[Interface dataset entries]
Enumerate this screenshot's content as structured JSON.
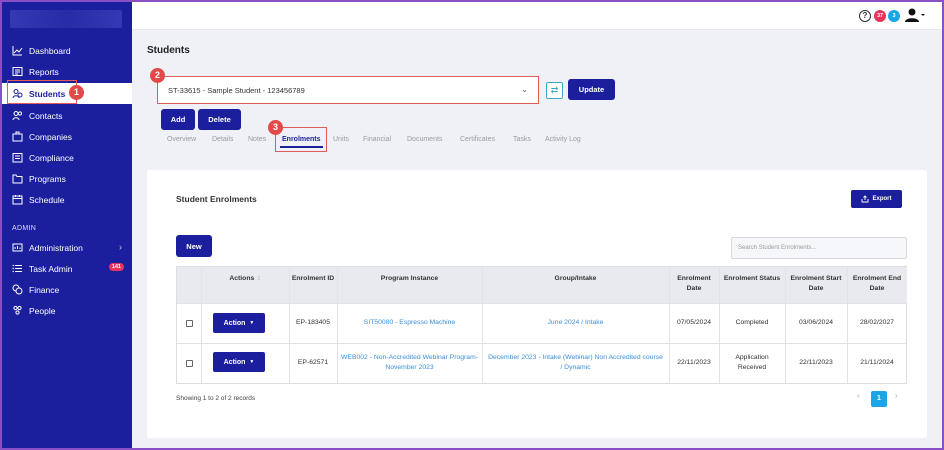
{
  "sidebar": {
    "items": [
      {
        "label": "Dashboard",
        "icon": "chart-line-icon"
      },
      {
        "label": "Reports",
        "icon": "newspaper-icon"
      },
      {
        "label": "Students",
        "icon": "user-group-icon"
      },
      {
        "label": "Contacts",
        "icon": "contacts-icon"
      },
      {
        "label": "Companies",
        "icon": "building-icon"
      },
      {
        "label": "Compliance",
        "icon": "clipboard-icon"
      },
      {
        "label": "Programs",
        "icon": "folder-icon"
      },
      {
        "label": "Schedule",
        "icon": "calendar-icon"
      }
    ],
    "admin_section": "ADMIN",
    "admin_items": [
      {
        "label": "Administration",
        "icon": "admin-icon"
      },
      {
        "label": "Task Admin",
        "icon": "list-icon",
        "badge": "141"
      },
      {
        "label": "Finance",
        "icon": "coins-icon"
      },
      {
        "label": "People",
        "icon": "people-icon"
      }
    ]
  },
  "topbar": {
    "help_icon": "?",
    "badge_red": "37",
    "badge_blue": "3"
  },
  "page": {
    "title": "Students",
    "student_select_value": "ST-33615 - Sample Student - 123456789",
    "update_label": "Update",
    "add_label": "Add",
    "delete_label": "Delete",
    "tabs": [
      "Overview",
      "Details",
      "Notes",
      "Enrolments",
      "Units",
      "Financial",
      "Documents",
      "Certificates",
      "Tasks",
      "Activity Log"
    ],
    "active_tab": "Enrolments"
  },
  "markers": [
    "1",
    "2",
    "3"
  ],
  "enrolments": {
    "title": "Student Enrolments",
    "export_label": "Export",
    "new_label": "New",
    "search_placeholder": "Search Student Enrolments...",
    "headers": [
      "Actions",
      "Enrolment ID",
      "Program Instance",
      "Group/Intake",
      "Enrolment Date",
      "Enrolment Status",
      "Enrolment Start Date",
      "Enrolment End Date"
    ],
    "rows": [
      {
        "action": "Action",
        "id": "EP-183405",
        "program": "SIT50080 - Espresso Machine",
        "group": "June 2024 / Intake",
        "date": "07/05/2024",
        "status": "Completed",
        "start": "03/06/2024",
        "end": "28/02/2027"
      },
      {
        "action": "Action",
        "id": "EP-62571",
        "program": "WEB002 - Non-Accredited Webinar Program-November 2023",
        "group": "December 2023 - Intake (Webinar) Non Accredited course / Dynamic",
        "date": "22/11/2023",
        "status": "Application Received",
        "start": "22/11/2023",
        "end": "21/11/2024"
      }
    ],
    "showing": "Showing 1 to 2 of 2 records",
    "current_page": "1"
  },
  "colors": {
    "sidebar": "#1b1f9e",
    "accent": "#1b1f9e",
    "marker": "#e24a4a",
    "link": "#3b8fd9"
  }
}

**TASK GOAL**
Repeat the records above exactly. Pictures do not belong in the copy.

**RESULT**
Enumerate this screenshot's content as structured JSON.
{
  "sidebar": {
    "items": [
      {
        "label": "Dashboard",
        "icon": "chart-line-icon"
      },
      {
        "label": "Reports",
        "icon": "newspaper-icon"
      },
      {
        "label": "Students",
        "icon": "user-group-icon"
      },
      {
        "label": "Contacts",
        "icon": "contacts-icon"
      },
      {
        "label": "Companies",
        "icon": "building-icon"
      },
      {
        "label": "Compliance",
        "icon": "clipboard-icon"
      },
      {
        "label": "Programs",
        "icon": "folder-icon"
      },
      {
        "label": "Schedule",
        "icon": "calendar-icon"
      }
    ],
    "admin_section": "ADMIN",
    "admin_items": [
      {
        "label": "Administration",
        "icon": "admin-icon"
      },
      {
        "label": "Task Admin",
        "icon": "list-icon",
        "badge": "141"
      },
      {
        "label": "Finance",
        "icon": "coins-icon"
      },
      {
        "label": "People",
        "icon": "people-icon"
      }
    ]
  },
  "topbar": {
    "help_icon": "?",
    "badge_red": "37",
    "badge_blue": "3"
  },
  "page": {
    "title": "Students",
    "student_select_value": "ST-33615 - Sample Student - 123456789",
    "update_label": "Update",
    "add_label": "Add",
    "delete_label": "Delete",
    "tabs": [
      "Overview",
      "Details",
      "Notes",
      "Enrolments",
      "Units",
      "Financial",
      "Documents",
      "Certificates",
      "Tasks",
      "Activity Log"
    ],
    "active_tab": "Enrolments"
  },
  "markers": [
    "1",
    "2",
    "3"
  ],
  "enrolments": {
    "title": "Student Enrolments",
    "export_label": "Export",
    "new_label": "New",
    "search_placeholder": "Search Student Enrolments...",
    "headers": [
      "Actions",
      "Enrolment ID",
      "Program Instance",
      "Group/Intake",
      "Enrolment Date",
      "Enrolment Status",
      "Enrolment Start Date",
      "Enrolment End Date"
    ],
    "rows": [
      {
        "action": "Action",
        "id": "EP-183405",
        "program": "SIT50080 - Espresso Machine",
        "group": "June 2024 / Intake",
        "date": "07/05/2024",
        "status": "Completed",
        "start": "03/06/2024",
        "end": "28/02/2027"
      },
      {
        "action": "Action",
        "id": "EP-62571",
        "program": "WEB002 - Non-Accredited Webinar Program-November 2023",
        "group": "December 2023 - Intake (Webinar) Non Accredited course / Dynamic",
        "date": "22/11/2023",
        "status": "Application Received",
        "start": "22/11/2023",
        "end": "21/11/2024"
      }
    ],
    "showing": "Showing 1 to 2 of 2 records",
    "current_page": "1"
  },
  "colors": {
    "sidebar": "#1b1f9e",
    "accent": "#1b1f9e",
    "marker": "#e24a4a",
    "link": "#3b8fd9"
  }
}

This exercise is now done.